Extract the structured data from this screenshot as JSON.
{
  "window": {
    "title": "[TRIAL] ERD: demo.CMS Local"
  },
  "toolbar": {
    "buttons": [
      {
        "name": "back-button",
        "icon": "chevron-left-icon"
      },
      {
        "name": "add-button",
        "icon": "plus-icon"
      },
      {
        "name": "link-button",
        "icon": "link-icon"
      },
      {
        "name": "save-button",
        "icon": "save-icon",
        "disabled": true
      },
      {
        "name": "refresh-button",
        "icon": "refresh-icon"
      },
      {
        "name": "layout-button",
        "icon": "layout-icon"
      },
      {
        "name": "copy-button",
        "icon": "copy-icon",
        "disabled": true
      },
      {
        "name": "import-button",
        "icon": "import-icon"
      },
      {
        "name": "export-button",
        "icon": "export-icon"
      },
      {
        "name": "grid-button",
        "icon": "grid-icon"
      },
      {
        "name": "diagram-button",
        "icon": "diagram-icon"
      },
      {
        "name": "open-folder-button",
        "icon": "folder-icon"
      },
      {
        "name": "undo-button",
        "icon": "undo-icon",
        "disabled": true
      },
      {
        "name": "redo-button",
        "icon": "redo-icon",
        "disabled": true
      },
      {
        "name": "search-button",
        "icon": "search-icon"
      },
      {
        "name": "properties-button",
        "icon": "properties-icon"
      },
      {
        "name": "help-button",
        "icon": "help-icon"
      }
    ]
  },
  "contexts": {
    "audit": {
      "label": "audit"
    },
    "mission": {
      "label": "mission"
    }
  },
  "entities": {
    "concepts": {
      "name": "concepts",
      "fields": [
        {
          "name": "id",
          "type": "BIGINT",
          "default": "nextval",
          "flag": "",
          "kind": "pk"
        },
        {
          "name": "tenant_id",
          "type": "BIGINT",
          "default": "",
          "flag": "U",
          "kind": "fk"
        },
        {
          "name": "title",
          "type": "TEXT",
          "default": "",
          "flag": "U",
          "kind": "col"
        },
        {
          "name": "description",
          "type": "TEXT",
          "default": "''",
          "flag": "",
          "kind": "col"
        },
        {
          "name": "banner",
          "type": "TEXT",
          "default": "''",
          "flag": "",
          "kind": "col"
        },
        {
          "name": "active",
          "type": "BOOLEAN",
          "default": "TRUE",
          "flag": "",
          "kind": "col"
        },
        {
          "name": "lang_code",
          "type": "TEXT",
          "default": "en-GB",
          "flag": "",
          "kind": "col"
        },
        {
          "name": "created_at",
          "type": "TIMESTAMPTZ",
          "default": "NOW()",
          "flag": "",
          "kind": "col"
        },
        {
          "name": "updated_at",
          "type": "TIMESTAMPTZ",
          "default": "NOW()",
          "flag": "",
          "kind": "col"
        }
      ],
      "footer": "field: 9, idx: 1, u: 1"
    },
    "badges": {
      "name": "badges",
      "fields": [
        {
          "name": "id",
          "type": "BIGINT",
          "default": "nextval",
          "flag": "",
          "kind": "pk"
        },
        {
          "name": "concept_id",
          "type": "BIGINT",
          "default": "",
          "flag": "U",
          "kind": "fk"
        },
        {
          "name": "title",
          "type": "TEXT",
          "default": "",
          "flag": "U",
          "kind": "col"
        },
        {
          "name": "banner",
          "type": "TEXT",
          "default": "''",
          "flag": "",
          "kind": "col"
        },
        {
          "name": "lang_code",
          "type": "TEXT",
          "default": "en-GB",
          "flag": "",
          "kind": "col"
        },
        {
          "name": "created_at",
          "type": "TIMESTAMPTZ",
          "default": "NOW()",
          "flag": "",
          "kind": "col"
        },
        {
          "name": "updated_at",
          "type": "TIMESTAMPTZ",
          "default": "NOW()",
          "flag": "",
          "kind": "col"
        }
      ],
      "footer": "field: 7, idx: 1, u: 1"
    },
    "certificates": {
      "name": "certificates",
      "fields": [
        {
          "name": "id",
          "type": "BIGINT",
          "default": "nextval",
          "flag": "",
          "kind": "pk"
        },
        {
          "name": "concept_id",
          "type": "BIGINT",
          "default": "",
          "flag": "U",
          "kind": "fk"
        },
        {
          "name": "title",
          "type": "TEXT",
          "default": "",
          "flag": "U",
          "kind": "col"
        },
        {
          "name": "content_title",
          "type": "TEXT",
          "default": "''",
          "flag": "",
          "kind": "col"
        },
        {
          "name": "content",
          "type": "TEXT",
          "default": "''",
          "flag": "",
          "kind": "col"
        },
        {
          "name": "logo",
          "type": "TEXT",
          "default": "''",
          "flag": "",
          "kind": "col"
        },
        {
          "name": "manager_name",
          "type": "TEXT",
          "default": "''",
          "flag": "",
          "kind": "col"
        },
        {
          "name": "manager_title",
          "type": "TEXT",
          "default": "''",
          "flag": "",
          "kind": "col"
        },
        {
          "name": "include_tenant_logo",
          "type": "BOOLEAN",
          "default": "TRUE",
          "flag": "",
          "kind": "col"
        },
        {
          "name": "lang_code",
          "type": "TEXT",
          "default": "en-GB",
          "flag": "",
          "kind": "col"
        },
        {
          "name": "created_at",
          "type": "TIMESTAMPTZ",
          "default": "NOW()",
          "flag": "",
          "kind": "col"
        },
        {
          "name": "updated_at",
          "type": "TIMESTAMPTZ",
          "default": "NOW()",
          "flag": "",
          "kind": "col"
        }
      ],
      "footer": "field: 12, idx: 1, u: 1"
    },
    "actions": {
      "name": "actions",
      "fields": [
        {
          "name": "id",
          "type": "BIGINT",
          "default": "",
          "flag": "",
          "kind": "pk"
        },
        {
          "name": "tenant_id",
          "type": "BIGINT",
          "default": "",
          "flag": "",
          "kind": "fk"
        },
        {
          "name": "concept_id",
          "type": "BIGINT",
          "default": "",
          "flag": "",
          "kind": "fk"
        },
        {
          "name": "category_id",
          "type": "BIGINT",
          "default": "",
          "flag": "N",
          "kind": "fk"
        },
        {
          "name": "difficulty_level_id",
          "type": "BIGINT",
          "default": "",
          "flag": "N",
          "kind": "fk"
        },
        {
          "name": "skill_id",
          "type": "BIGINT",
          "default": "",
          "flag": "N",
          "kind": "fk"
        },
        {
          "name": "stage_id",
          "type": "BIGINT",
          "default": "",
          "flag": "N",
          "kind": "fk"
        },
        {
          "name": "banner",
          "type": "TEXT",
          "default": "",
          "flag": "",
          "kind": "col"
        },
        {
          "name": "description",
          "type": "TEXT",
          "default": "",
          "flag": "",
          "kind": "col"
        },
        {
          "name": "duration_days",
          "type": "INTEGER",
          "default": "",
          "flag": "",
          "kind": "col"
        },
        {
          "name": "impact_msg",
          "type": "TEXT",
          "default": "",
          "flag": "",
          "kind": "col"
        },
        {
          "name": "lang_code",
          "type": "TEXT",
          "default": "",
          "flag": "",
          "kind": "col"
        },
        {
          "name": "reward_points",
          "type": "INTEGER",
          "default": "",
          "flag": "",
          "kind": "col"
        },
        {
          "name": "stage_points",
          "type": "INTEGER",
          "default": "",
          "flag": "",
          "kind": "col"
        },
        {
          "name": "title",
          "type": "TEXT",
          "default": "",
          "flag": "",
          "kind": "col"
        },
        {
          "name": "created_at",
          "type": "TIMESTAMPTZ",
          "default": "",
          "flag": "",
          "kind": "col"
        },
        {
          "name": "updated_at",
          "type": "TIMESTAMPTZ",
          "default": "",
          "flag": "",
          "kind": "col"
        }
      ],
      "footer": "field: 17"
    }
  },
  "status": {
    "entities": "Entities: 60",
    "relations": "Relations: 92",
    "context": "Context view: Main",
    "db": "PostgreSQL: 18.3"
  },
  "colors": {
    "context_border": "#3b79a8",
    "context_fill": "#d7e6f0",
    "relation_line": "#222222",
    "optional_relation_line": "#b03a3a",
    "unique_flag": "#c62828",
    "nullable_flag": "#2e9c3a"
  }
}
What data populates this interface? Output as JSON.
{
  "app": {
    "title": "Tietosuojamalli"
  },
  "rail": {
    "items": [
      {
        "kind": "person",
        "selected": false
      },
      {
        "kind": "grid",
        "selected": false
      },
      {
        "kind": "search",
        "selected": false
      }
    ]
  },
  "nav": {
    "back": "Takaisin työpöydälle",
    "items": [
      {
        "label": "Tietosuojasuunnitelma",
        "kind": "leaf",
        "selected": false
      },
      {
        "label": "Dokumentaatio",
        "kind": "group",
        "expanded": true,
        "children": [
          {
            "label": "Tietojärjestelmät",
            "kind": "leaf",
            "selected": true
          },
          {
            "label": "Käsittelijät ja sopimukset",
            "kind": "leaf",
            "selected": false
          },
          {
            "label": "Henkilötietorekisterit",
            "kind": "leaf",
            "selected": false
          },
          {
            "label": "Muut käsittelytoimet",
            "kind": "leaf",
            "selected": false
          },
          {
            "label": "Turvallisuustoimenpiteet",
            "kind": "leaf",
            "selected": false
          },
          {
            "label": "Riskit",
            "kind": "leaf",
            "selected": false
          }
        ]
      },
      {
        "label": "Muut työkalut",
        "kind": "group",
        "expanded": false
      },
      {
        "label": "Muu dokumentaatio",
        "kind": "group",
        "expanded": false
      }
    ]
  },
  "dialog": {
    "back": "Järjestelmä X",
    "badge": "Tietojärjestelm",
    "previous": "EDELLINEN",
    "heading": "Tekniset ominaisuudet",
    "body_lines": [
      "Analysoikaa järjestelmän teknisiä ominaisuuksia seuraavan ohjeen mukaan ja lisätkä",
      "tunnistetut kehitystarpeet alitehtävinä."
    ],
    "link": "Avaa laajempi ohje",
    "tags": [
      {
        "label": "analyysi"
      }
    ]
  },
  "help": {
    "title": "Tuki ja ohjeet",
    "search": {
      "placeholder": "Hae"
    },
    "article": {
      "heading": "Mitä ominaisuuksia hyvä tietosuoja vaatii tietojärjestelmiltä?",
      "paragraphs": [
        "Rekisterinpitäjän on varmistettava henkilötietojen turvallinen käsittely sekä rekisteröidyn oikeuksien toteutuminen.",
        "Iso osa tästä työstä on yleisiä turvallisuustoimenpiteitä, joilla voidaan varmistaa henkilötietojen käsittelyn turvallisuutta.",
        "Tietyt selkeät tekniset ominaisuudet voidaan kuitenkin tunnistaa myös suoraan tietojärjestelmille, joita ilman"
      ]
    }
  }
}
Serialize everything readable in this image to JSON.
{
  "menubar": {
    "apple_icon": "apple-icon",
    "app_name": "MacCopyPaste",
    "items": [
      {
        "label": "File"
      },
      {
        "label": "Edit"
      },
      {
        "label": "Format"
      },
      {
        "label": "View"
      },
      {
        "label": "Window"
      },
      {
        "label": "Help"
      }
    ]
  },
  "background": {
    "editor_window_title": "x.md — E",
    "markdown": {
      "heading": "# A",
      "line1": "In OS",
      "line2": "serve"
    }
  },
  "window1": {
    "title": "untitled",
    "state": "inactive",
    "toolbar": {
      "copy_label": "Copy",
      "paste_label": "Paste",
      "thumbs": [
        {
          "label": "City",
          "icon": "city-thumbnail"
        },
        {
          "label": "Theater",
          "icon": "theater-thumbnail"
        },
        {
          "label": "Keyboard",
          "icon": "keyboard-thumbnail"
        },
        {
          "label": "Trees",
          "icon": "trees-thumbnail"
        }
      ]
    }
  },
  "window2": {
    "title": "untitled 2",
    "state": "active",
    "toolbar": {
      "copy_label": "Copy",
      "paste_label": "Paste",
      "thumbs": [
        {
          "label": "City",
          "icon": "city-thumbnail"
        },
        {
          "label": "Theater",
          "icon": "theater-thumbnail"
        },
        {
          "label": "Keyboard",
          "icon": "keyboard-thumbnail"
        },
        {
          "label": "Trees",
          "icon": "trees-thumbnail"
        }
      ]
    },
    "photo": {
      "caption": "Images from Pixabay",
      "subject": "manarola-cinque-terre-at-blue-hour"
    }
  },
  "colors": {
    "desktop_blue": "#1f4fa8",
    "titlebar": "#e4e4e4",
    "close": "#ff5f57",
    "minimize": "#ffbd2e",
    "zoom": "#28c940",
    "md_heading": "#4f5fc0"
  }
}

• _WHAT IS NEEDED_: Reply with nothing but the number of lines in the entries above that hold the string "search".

• _RESULT_: 4